Every year, more than 1.5 million people fall ill because of medication errors. The healthcare reforms approved earlier this year pushed medication mistakes into the spotlight, but the rates of these errors continue to remain high, with few improvements in sight.
Most medication errors occur in pharmacies, hospitals, nursing homes and other facilities. At the Horn Law Firm, approximately 85% of the pharmacy error cases we take on involve mistakes made by one of the large retail pharmacy chains, like Walgreens, Wal-Mart and CVS.
Among these prescription errors, 53% involved the wrong drug, while 34% involved the wrong dosage of the drug, and 13% involved wrong administration of the drug.

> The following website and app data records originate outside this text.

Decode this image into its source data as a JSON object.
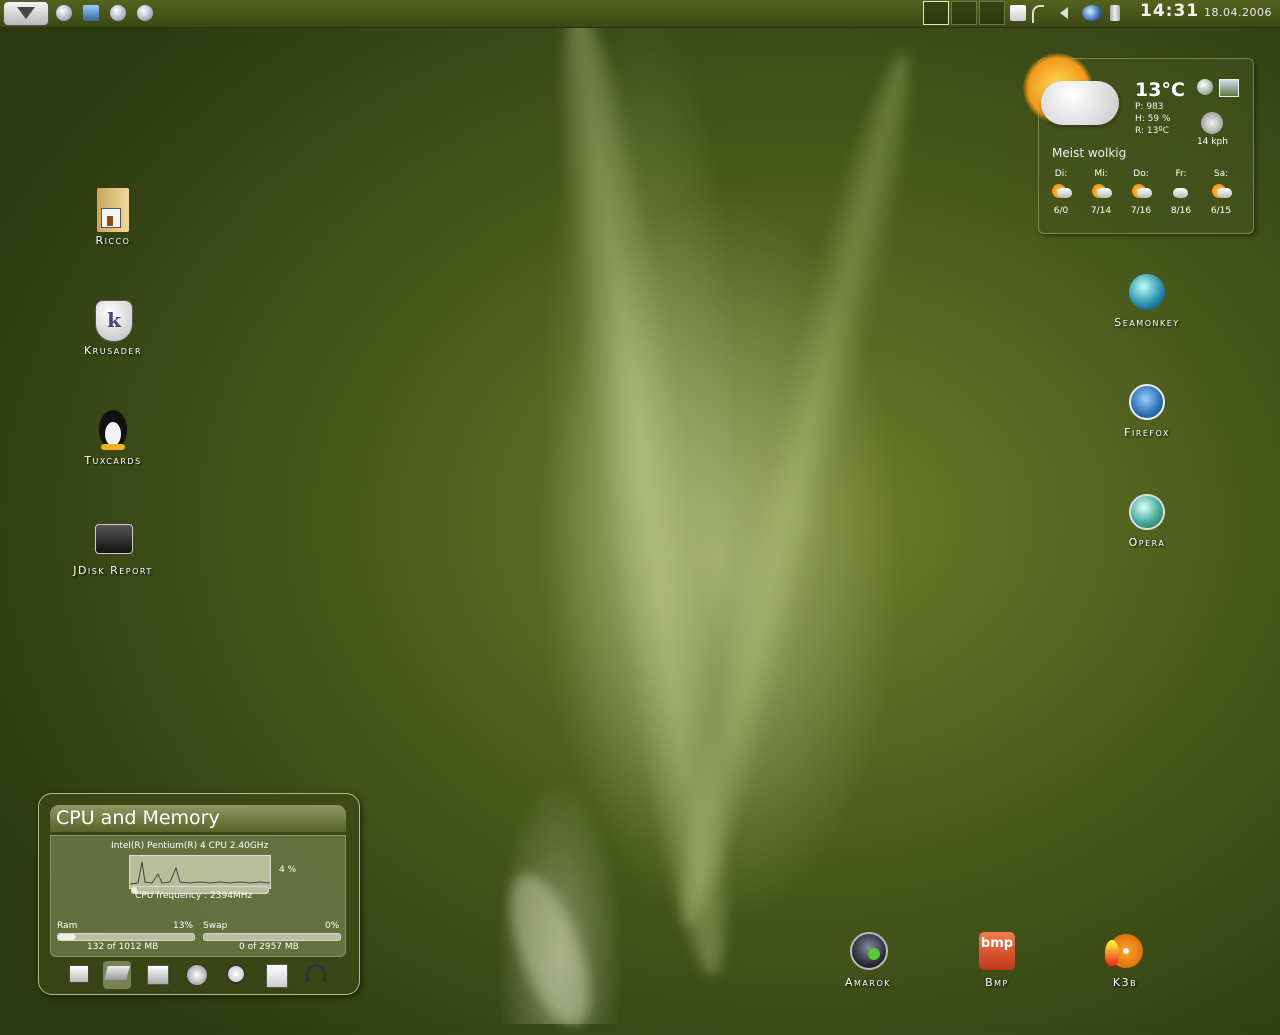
{
  "panel": {
    "clock": "14:31",
    "date": "18.04.2006"
  },
  "desktop_left": [
    {
      "label": "Ricco",
      "icon": "home-folder-icon"
    },
    {
      "label": "Krusader",
      "icon": "krusader-shield-icon"
    },
    {
      "label": "Tuxcards",
      "icon": "penguin-icon"
    },
    {
      "label": "JDisk Report",
      "icon": "hard-disk-icon"
    }
  ],
  "desktop_right": [
    {
      "label": "Seamonkey",
      "icon": "globe-icon"
    },
    {
      "label": "Firefox",
      "icon": "firefox-icon"
    },
    {
      "label": "Opera",
      "icon": "globe-icon"
    }
  ],
  "desktop_bottom": [
    {
      "label": "Amarok",
      "icon": "amarok-icon"
    },
    {
      "label": "Bmp",
      "icon": "bmp-icon"
    },
    {
      "label": "K3b",
      "icon": "k3b-disc-icon"
    }
  ],
  "weather": {
    "temp": "13°C",
    "pressure": "P: 983",
    "humidity": "H: 59 %",
    "real": "R: 13ºC",
    "wind": "14 kph",
    "description": "Meist wolkig",
    "forecast": [
      {
        "day": "Di:",
        "range": "6/0"
      },
      {
        "day": "Mi:",
        "range": "7/14"
      },
      {
        "day": "Do:",
        "range": "7/16"
      },
      {
        "day": "Fr:",
        "range": "8/16"
      },
      {
        "day": "Sa:",
        "range": "6/15"
      }
    ]
  },
  "cpu_widget": {
    "title": "CPU and Memory",
    "cpu_name": "Intel(R) Pentium(R) 4 CPU 2.40GHz",
    "cpu_usage": "4 %",
    "cpu_frequency": "CPU frequency : 2394MHz",
    "ram_label": "Ram",
    "ram_percent": "13%",
    "ram_fraction": 0.13,
    "ram_detail": "132 of 1012 MB",
    "swap_label": "Swap",
    "swap_percent": "0%",
    "swap_fraction": 0,
    "swap_detail": "0 of 2957 MB",
    "tabs": [
      "monitor-icon",
      "cpu-chip-icon",
      "disk-icon",
      "network-icon",
      "alarm-clock-icon",
      "calendar-icon",
      "headset-icon"
    ]
  }
}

Here are 7 of the most common prescription errors.
- Wrong medications due to similar names – These can occur because the pharmacist misreads the doctor’s handwritten prescription, or a technician pulls out the wrong drug from the shelf.
- Wrong dosage – These errors occur frequently in hospitals when IV drugs are administered, but they can also occur when handwritten prescriptions or labels are misread. Misplaced decimal points are a common source of dosage error.
- Misinterpreting drug interactions – These can occur when you are on more than two medications. These drugs can interact with each other, which is why it’s so important that pharmacists and doctors take the time to explain side effects and drug interactions.
- Combinations of medications with similar ingredients – When you’re on more than one medication that contains the same ingredients or compounds, there is the danger of an accumulation of the compound that can lead to a possible overdose.
- Combining brand-name drugs and generic versions – Generic drugs contain the exact same ingredient that is contained in brand-name drugs. However, patients may not be aware of this. Therefore, they may combine drugs with similar compounds – one, a brand-name version and the other, a generic version – in their homes, and not even know it. Taking both medications could cause an overdose.
- Mixing over-the-counter drugs with prescription drugs – Patients tend to think anything they buy over the counter, is safe to use. However, these over-the-counter drugs can interact with any prescription medications that you’re on, leading to serious injuries.
- Mixing alcohol with prescription drugs – Not every patient may be aware of the kind of effect alcohol can have on the medications their taking. That’s why it’s so important that doctors and pharmacists take time to ask the patient about lifestyle and other habits, such as alcohol use, while prescribing medications.